More often than not, big firms provide you with a list of recommendations rather than layout an actual plan on how to implement Agile. Keep in mind that with Agile, the goal is to provide real value to your customers by communicating and working together as a team. Therefore, after you’ve properly implemented Agile, you should aim to work towards ensuring everyone is on board—that everyone understands the new methodology.

How soon will you notice a difference after implementing Agile?

You’ll notice the differences almost immediately—beginning with a better team dynamic. Agile enables everyone to feel more involved in the product-making process, helping to boost team morale. If your employees feel more like robots than human beings, the desire to succeed will drop. Agile promotes the opposite effect.

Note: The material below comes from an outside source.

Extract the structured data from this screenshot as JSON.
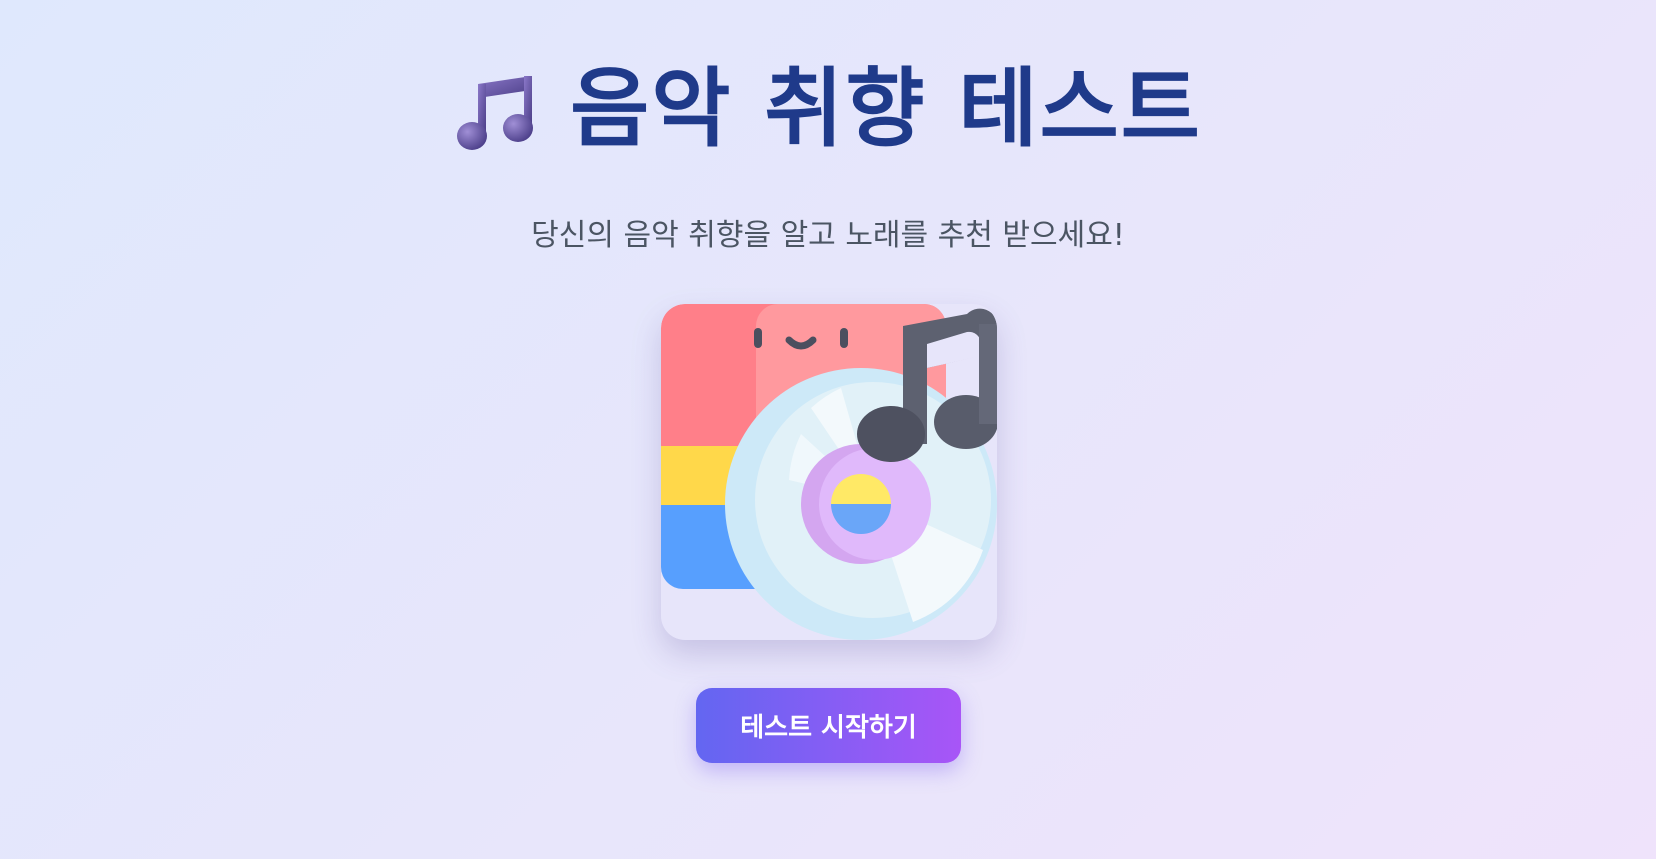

Overall, you’ll notice that products or features will be available within weeks rather than months. Remember that this methodology originated in software development, which followed principles that enabled teams to work on several projects at once. As a result, software teams could release products out into the market at an effective rate. And now this methodology has been adapted to various markets.

Therefore, once you’ve implemented Agile, you should notice a shift in how your team collaborates with one another and the client. After you’ve adopted Agile, you need to make sure it works—you need to hire the right firm, and take time to ensure your team understands, believes, and loves the new methodology. As a result, you’ll find that your productivity will increase, allowing you to stay ahead of the competition.